Source records
================

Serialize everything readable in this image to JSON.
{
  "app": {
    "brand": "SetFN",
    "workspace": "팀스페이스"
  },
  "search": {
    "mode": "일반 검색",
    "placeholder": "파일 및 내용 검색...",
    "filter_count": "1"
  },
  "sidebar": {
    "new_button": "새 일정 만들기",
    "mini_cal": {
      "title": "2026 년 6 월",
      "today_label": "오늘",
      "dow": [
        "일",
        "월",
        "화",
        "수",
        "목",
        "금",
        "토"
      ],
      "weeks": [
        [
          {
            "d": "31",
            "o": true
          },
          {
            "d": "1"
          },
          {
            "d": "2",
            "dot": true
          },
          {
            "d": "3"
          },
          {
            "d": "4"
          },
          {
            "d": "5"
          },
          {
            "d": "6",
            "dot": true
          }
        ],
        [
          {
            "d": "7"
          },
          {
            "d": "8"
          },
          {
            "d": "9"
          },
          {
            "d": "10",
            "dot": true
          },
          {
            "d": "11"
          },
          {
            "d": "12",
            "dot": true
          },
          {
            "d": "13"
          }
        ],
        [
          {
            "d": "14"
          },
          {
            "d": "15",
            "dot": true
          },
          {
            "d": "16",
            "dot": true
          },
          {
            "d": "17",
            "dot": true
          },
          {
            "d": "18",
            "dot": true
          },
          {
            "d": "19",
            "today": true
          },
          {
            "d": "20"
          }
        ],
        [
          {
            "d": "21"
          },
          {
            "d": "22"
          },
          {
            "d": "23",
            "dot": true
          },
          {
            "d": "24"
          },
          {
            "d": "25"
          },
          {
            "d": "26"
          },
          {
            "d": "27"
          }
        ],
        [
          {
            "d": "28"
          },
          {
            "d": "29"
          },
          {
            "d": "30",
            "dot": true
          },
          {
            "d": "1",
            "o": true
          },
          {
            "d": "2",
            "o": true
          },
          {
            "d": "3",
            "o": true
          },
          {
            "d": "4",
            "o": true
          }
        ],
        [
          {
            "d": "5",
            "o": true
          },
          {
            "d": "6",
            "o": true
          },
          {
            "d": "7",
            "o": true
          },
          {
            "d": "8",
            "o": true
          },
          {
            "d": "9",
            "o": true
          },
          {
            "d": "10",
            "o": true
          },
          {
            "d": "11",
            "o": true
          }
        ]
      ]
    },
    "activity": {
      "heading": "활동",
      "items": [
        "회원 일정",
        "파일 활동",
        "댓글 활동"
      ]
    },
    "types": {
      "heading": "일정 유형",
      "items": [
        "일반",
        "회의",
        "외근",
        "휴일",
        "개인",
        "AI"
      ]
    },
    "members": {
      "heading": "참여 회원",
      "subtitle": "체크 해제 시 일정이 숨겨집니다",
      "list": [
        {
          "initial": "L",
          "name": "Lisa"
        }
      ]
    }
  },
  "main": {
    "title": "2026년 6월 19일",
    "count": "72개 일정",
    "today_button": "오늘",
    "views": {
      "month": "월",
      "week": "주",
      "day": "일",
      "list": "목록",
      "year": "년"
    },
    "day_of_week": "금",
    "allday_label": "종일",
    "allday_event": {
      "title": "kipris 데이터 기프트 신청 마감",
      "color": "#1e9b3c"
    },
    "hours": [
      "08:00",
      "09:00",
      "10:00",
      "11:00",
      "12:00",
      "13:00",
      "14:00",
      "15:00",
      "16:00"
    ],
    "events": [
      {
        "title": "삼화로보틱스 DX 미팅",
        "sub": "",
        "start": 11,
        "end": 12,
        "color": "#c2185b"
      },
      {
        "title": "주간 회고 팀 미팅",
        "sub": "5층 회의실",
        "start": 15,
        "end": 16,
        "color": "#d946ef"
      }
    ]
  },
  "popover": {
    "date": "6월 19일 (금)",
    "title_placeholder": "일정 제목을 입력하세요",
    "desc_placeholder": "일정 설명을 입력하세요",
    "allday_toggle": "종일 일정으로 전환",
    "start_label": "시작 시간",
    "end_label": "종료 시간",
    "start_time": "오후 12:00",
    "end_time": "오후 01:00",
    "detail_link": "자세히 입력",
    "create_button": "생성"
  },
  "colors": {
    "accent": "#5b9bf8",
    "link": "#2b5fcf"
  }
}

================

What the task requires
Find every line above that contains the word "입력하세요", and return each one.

Response area
    "title_placeholder": "일정 제목을 입력하세요",
    "desc_placeholder": "일정 설명을 입력하세요",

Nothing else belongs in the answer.